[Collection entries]
☆ ☆ ☆ ☆ ☆ ☆ ☆
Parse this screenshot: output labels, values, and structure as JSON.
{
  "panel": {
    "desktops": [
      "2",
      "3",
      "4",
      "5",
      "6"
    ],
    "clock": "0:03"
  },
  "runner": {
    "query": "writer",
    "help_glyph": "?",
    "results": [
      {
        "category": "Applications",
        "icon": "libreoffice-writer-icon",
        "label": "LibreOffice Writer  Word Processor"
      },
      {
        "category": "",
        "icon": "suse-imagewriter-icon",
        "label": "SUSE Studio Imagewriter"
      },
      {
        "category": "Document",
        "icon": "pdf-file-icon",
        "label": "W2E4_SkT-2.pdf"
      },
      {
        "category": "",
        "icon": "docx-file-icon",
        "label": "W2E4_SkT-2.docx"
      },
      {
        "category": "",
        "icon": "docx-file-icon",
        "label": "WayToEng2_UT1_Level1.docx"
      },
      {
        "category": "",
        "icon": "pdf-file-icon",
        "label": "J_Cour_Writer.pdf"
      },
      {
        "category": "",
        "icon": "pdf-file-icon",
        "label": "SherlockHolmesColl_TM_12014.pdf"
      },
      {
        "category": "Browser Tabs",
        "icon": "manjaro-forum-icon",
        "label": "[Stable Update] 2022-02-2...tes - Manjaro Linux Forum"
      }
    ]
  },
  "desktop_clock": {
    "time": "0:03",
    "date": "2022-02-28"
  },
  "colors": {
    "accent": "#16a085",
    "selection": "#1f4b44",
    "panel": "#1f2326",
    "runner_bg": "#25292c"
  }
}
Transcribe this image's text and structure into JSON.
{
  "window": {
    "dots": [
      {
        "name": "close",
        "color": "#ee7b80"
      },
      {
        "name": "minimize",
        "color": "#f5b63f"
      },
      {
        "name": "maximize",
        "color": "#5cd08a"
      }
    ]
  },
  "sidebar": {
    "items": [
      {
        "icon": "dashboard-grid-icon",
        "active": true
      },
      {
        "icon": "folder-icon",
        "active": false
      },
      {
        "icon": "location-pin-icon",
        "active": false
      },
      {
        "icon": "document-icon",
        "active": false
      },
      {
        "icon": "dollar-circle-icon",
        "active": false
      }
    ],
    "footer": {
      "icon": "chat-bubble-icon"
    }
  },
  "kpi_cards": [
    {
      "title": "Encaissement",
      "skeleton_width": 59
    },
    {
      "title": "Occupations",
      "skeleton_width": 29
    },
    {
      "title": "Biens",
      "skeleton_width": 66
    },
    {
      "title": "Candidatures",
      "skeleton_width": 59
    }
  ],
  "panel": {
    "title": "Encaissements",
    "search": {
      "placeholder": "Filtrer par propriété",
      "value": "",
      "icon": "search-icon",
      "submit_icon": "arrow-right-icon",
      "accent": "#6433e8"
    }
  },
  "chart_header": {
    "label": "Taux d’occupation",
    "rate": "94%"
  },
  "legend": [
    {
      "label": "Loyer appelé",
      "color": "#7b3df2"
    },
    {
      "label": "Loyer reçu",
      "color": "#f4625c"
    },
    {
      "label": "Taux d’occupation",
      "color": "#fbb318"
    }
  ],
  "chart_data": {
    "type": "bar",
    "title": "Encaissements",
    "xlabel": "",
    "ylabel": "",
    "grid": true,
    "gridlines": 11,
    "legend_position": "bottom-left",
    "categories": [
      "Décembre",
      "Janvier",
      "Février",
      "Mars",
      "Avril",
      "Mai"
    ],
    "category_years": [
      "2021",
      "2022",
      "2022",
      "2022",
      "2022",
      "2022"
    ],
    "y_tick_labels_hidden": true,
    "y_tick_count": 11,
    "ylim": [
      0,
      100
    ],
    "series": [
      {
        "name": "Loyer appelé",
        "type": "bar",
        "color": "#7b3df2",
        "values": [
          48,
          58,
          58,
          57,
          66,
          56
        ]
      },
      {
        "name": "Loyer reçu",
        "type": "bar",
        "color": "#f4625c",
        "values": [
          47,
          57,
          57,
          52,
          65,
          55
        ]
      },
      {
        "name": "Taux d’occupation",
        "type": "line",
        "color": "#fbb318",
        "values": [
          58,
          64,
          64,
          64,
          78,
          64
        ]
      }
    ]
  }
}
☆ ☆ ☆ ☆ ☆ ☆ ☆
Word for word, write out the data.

= Answer =
Parse this screenshot: output labels, values, and structure as JSON.
{
  "panel": {
    "desktops": [
      "2",
      "3",
      "4",
      "5",
      "6"
    ],
    "clock": "0:03"
  },
  "runner": {
    "query": "writer",
    "help_glyph": "?",
    "results": [
      {
        "category": "Applications",
        "icon": "libreoffice-writer-icon",
        "label": "LibreOffice Writer  Word Processor"
      },
      {
        "category": "",
        "icon": "suse-imagewriter-icon",
        "label": "SUSE Studio Imagewriter"
      },
      {
        "category": "Document",
        "icon": "pdf-file-icon",
        "label": "W2E4_SkT-2.pdf"
      },
      {
        "category": "",
        "icon": "docx-file-icon",
        "label": "W2E4_SkT-2.docx"
      },
      {
        "category": "",
        "icon": "docx-file-icon",
        "label": "WayToEng2_UT1_Level1.docx"
      },
      {
        "category": "",
        "icon": "pdf-file-icon",
        "label": "J_Cour_Writer.pdf"
      },
      {
        "category": "",
        "icon": "pdf-file-icon",
        "label": "SherlockHolmesColl_TM_12014.pdf"
      },
      {
        "category": "Browser Tabs",
        "icon": "manjaro-forum-icon",
        "label": "[Stable Update] 2022-02-2...tes - Manjaro Linux Forum"
      }
    ]
  },
  "desktop_clock": {
    "time": "0:03",
    "date": "2022-02-28"
  },
  "colors": {
    "accent": "#16a085",
    "selection": "#1f4b44",
    "panel": "#1f2326",
    "runner_bg": "#25292c"
  }
}
Transcribe this image's text and structure into JSON.
{
  "window": {
    "dots": [
      {
        "name": "close",
        "color": "#ee7b80"
      },
      {
        "name": "minimize",
        "color": "#f5b63f"
      },
      {
        "name": "maximize",
        "color": "#5cd08a"
      }
    ]
  },
  "sidebar": {
    "items": [
      {
        "icon": "dashboard-grid-icon",
        "active": true
      },
      {
        "icon": "folder-icon",
        "active": false
      },
      {
        "icon": "location-pin-icon",
        "active": false
      },
      {
        "icon": "document-icon",
        "active": false
      },
      {
        "icon": "dollar-circle-icon",
        "active": false
      }
    ],
    "footer": {
      "icon": "chat-bubble-icon"
    }
  },
  "kpi_cards": [
    {
      "title": "Encaissement",
      "skeleton_width": 59
    },
    {
      "title": "Occupations",
      "skeleton_width": 29
    },
    {
      "title": "Biens",
      "skeleton_width": 66
    },
    {
      "title": "Candidatures",
      "skeleton_width": 59
    }
  ],
  "panel": {
    "title": "Encaissements",
    "search": {
      "placeholder": "Filtrer par propriété",
      "value": "",
      "icon": "search-icon",
      "submit_icon": "arrow-right-icon",
      "accent": "#6433e8"
    }
  },
  "chart_header": {
    "label": "Taux d’occupation",
    "rate": "94%"
  },
  "legend": [
    {
      "label": "Loyer appelé",
      "color": "#7b3df2"
    },
    {
      "label": "Loyer reçu",
      "color": "#f4625c"
    },
    {
      "label": "Taux d’occupation",
      "color": "#fbb318"
    }
  ],
  "chart_data": {
    "type": "bar",
    "title": "Encaissements",
    "xlabel": "",
    "ylabel": "",
    "grid": true,
    "gridlines": 11,
    "legend_position": "bottom-left",
    "categories": [
      "Décembre",
      "Janvier",
      "Février",
      "Mars",
      "Avril",
      "Mai"
    ],
    "category_years": [
      "2021",
      "2022",
      "2022",
      "2022",
      "2022",
      "2022"
    ],
    "y_tick_labels_hidden": true,
    "y_tick_count": 11,
    "ylim": [
      0,
      100
    ],
    "series": [
      {
        "name": "Loyer appelé",
        "type": "bar",
        "color": "#7b3df2",
        "values": [
          48,
          58,
          58,
          57,
          66,
          56
        ]
      },
      {
        "name": "Loyer reçu",
        "type": "bar",
        "color": "#f4625c",
        "values": [
          47,
          57,
          57,
          52,
          65,
          55
        ]
      },
      {
        "name": "Taux d’occupation",
        "type": "line",
        "color": "#fbb318",
        "values": [
          58,
          64,
          64,
          64,
          78,
          64
        ]
      }
    ]
  }
}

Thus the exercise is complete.